When Friedrich Nietzsche published the collection “The Joyful Pursuit of Knowledge and Understanding” he presented arguments against books that are published and popular even in this day. Dawkins’s books about the universe as a clockwork and a marvellously intelligently designed machine is something Nietzsche says we should guard ourselves against more than a hundred years before that book was written. In the same section, he is saying we should be careful not to accept the Gaia theory. What Nietzsche saw was that the Universe just exists. There is no master plan. Humans love to ascribe properties to the Universe and imagine gods and goddesses as rulers of it all, but those things are all in our head. Anthropomorphisms. He then goes into metaphysics and explain that even matter itself does not exist, which physicists are struggling to explain even to this day. Even the fundaments of modern science, which Karl Popper is famous for elaborating, where it is said that we cannot know truth – we only know what is false, this too is a matter of Nietzsche’s text 70 years before Popper. It really is an amazing thinker that is able to produce content like this so far ahead of his peers.
“The Gay Science”, as the text has also been translated as (before “gay” got the meaning of “homosexual” rather than “joyful”) also is the first mention from Nietzsche of his term “God is Dead”. First, he talks about how Buddha died and how people kept worshipping his shadow after he was gone. Then, he presents a madman who approaches atheists but they don’t understand him and then he goes to churches but they don’t understand him either. It seems clear that the madman is Nietzsche himself. “God is Dead” doesn’t mean that god is actually dead, because Nietzsche believes there never was a god. What he is talking about is the death of religious morals and ethics. Yet, the atheists don’t understand how terrible it is to have killed the foundations of society, so they make fun of him. He says churches are the tombstones of god, reminding everyone that what we used to base our laws on has been proven to be a prehistoric fantasy. With the death of religious morals, we need a new system for how to decide what is right and what is wrong. Humans need to think about morals and ethics, not because a god said we have to, but because we need to figure out how to make society work without a god in it. God is dead, I am god!
Nihilism is the absence of morals. This is not what Nietzsche would prefer, even though many ignorant students have associated him with this line of thought. In the joyful science he says that there is a danger for society to end up in a situation where nihilism appears to be the only way forward, but he is not suggesting that it is. In fact, Nietzsche thinks that after realising that god is dead, our future is more bright than ever, because philosophers are free to devise a functional morality with fewer flaws. He does not propose what the solution is, at least not in this book, but he is thinking of the future as bright and exciting, not dark with a lack of meaning as would be associated with nihilism.

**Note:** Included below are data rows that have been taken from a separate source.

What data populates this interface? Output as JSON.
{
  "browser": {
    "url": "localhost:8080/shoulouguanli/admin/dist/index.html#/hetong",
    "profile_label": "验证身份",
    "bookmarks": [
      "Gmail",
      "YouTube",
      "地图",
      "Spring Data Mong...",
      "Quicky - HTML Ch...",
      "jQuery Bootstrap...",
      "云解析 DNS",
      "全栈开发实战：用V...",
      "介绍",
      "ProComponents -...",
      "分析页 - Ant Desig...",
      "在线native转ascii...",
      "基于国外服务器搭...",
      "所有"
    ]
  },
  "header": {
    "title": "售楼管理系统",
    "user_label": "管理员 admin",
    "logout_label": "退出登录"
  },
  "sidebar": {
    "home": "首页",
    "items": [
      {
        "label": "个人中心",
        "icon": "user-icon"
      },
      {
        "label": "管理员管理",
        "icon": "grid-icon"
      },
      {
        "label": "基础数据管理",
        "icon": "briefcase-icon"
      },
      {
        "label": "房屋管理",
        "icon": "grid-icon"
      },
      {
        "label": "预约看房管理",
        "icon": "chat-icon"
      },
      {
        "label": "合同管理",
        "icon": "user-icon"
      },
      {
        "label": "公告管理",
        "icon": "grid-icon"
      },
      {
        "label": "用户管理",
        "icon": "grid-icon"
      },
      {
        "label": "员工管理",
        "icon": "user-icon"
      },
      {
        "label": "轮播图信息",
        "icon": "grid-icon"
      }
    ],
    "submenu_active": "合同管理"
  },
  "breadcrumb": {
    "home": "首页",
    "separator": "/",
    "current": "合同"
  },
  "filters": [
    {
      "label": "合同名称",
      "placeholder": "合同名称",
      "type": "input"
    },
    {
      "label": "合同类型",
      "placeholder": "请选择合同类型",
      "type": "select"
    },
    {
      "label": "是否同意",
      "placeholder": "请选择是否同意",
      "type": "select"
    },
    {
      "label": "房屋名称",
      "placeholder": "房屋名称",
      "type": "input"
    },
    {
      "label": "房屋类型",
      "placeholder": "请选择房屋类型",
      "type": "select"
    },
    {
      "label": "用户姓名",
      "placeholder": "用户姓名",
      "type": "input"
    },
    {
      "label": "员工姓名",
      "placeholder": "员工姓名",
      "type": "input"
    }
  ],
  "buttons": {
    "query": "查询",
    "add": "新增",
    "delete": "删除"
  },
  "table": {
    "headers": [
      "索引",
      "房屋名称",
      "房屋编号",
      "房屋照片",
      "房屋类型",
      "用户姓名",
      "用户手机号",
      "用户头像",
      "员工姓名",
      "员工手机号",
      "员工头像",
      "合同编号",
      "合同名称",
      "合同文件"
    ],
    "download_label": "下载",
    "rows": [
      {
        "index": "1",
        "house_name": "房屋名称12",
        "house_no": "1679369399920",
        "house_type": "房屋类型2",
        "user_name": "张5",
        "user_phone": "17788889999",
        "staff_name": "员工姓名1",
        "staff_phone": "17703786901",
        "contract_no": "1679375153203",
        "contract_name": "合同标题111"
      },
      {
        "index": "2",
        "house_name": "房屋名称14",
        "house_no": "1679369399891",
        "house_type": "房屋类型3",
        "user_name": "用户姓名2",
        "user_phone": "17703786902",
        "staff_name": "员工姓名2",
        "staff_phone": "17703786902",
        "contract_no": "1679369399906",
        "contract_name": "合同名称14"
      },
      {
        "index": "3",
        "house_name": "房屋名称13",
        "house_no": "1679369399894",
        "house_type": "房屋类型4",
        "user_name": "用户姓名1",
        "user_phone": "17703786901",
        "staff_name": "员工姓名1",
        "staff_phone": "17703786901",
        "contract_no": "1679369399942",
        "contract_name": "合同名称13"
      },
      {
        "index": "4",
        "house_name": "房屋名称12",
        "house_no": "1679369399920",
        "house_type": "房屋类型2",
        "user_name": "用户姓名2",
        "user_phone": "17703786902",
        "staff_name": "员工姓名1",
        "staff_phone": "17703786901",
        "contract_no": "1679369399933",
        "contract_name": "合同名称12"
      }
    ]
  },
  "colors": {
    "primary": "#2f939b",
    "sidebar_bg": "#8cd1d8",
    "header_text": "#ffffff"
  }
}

Pondering about what a good set of morals would comprise is a fun exercise. It is also a great challenge. Every time you put down a “you should” there arises a situation where “you shouldn’t” for the same reasons. But it is a challenge we should take upon ourselves, if not of necessity for the fun of it all.